  • The Frederick Winslow Taylor Collection. Taylor (Stevens Class of 1883) was the inventor and engineer who pioneered the application of engineering principles and time study to production and shop management. Scientific management, as it was termed, is still utilized in industry and remains much-debated. The Taylor digital collection represents a sampling of the much larger physical collection housed in the Library, and consists of personal and work-related correspondence, including communications with firms interested in implementing scientific management and rough drafts of his major publications.

  • The USS Monitor Drawings. In 1871, Charles W. MacCord was selected to organize and lead the Department of Mechanical Drawing at Stevens. Previously he had worked with Captain John Ericsson on plans for the first turreted ironclad warship, the USS Monitor, during the American Civil War. The Monitor played a central role in the Battle of Hampton Roads (also known as the Battle of the Monitor and the Merrimack) in 1862, one of the most important naval battles of the war and the first between two ironclad warships. Professor MacCord would lead the department until 1906, then become a Professor Emeritus, a position he held until his death in 1915. These drawings were gifted to Stevens in 1944, and in 2014 were digitized with the help of Rutgers University.
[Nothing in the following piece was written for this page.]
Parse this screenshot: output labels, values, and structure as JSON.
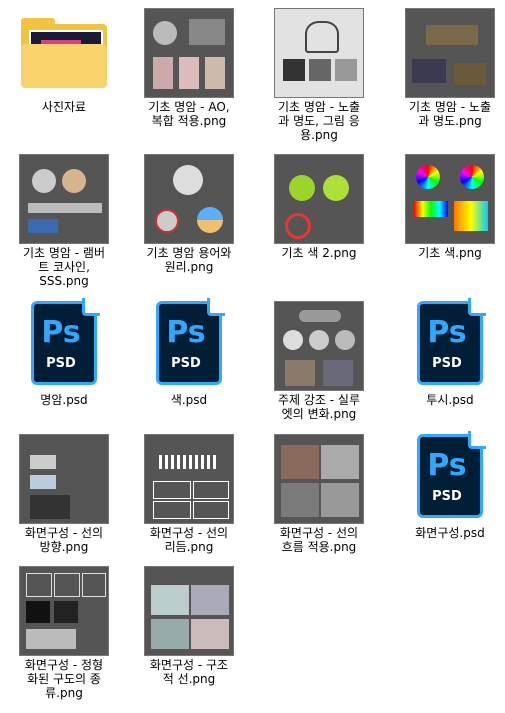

Complementing the special collections, the University Archives encompass administrative and historical records of Stevens, including those of students, staff, faculty, alumni and trustees.

These materials provide invaluable context for the history of the university, including its schools, community members, activities and broader impact, since its founding in 1870. Some of the archival projects and collections available online include:

  • Vintage photo of the Stevens Gatehouse A vintage photo of the Stevens Gatehouse, circa 1835

    The Voices of Castle Point oral history collection. We have been collecting oral histories from alumni and staff for the Voices of Castle Point project. Collecting and sharing these stories provides a glimpse into the past and serves to preserve the richness and diversity of our community. (If you are interested in participating or know someone who is, please .)

  • The Stute collection (1904-2009). Since 1904, The Stute has served as the student newspaper for Stevens Institute of Technology documenting campus life and the history of the university from a variety of perspectives. Most issues of our student newspaper are available to read and download through our digital collections page.

  • The Stevens Life (1890-1899). The Stevens Life was a short-lived student publication first published in spring 1890 by members of the classes of 1892 and 1893; it was devoted to campus news, literary expression, sporting events coverage, and other items of interest to the student body until its discontinuation in 1899 and has been digitized.

We look forward to the day when we once again welcome students, faculty and staff to visit the library in person. Until then, please enjoy our virtual collections, visit the digital collections home page, visit our social media channel — and stay safe.